Gary has lectured in political and academic forums throughout Europe, South Africa, the Middle East and the U.S.A. on lessons from the Irish peace process. He has been interviewed on CNN, BBC, ITV and various radio programs. He holds a PhD in Psychology from the University of Ulster, completed his theological studies at Queens University, and a Bachelor’s in Business Studies from the University of Ulster.
Gary is a Senior Research Fellow at the Kennedy Institute for Conflict Intervention at Maynooth University in Ireland. He is an Adjunct Professor at the Candler School of Theology at Emory University in Atlanta. Gary is a faculty advisor and partner to the Harvard University program Negotiation Strategies Institute.
Director Erez Laufer has been working in the documentary world for the last 30 years internationally. He has worked on numerous projects with renowned filmmakers Chris Hegedus and D. A. Pennebaker, including on the Oscar nominated The War Room for Best Documentary (1993). He co-edited Laura Poitras’ Oscar nominated My Country, My Country (2006). His latest film Rabin in His Own Words won the award for Best Documentary at Haifa International Film Festival 2015. His film Mike Brant, Laisse-Moi T’aimer was awarded the 2002 Israeli Academy Award for Best Documentary, and had its international premiere at the Directors Fortnight, Cannes Film Festival 2003. Erez was also involved with numerous international documentary film projects such as STEPS, Why Democracy? and many more.
James Sebenius specializes in analyzing and advising on complex negotiations. He holds the Gordon Donaldson Professorship of Business Administration at Harvard Business School. In 1993, he took the lead in the School’s decision–unique among major business schools–to make negotiation a required course in the MBA Program and to create a Negotiation Unit (department) which he headed for several years. The Negotiation Unit grew to several full-time negotiation faculty teaching the required course to over 800 students per year as well as offering advanced dealmaking and negotiation courses to MBAs, doctoral students, and executives. The Negotiation Unit subsequently merged with the School’s Organization and Markets Unit to form a new Unit, “Negotiation, Organizations, and Markets (NOM).”
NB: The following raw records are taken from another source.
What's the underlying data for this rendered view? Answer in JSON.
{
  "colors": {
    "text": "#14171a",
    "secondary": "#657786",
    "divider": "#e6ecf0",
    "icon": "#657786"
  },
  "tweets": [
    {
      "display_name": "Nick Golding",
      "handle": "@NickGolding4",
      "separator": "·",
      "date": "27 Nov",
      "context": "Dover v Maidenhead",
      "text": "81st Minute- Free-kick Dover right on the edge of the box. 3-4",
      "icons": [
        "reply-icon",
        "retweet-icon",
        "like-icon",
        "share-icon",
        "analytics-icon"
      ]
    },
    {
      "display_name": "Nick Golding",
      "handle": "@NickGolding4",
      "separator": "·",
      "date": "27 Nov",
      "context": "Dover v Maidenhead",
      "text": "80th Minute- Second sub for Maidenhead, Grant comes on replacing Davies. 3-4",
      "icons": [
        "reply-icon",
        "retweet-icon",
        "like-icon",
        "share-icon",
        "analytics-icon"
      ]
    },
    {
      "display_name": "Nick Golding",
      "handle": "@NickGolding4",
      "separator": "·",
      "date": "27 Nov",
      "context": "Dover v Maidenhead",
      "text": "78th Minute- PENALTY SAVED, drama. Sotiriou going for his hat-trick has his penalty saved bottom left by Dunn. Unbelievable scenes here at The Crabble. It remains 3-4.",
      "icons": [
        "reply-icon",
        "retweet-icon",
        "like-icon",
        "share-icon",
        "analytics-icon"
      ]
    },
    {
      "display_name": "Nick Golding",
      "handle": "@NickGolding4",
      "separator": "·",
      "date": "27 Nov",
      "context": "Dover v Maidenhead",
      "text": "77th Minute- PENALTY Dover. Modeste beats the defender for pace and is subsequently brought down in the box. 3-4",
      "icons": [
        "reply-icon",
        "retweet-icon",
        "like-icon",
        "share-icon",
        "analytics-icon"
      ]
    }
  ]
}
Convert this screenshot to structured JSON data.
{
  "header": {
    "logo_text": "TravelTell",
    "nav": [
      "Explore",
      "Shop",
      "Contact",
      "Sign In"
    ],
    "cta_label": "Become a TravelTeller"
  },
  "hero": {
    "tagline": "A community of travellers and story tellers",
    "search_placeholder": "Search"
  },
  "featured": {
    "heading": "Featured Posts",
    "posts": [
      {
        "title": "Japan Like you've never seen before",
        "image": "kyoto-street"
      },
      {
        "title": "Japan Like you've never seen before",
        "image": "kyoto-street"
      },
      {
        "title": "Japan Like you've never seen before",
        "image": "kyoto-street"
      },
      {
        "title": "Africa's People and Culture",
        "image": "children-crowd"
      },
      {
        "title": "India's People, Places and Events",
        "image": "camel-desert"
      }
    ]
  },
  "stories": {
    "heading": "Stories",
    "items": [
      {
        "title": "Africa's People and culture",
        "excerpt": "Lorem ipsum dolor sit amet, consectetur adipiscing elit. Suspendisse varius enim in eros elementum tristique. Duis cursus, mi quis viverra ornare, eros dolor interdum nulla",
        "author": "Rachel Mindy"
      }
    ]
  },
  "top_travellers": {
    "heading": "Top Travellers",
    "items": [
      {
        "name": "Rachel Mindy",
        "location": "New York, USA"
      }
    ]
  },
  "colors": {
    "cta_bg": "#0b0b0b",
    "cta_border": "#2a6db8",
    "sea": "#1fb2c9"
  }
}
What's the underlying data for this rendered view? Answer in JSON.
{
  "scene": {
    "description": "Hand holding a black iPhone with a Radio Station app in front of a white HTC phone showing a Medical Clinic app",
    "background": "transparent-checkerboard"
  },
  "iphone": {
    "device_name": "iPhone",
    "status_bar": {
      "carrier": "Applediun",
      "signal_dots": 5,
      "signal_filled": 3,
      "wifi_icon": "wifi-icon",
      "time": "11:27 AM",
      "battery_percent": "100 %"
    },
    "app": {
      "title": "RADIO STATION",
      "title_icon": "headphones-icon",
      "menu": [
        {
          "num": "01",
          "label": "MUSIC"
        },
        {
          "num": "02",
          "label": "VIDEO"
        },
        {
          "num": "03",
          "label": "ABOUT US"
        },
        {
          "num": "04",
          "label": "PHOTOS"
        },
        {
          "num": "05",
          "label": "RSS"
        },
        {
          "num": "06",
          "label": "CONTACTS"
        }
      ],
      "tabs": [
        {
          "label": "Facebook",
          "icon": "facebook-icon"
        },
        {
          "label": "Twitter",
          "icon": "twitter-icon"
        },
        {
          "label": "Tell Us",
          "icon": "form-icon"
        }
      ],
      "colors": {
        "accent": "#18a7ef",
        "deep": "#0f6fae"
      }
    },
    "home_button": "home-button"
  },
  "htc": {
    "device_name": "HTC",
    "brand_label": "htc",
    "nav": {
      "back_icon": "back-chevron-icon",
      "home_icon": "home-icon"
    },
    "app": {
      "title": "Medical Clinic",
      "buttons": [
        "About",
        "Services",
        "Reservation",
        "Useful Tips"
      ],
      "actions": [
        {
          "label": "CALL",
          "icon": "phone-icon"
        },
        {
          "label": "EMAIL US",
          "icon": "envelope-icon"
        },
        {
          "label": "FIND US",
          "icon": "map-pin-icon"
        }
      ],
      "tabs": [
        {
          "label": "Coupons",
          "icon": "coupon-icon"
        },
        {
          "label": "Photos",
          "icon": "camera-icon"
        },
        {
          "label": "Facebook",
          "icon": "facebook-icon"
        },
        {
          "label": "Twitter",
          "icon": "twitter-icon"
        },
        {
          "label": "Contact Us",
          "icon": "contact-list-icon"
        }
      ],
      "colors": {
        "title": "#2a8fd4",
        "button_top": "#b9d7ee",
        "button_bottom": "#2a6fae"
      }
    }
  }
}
Formerly on the faculty of Harvard’s Kennedy School of Government, Jim also currently serves as Vice Chair and as a member of the Executive Committee of the Program on Negotiation (PON) at Harvard Law School. At PON, he chairs the University’s Great Negotiator Award program, which has intensively engaged with negotiators such as Richard Holbrooke, Lakhdar Brahimi, George Mitchell, and Bruce Wasserstein. He also co-directs a project (with Nick Burns and Bob Mnookin) to extensively interview all former U.S. Secretaries of State—including James Baker, George Shultz, Henry Kissinger, Madeleine Albright, Colin Powell, and Condoleezza Rice—about their most challenging negotiations.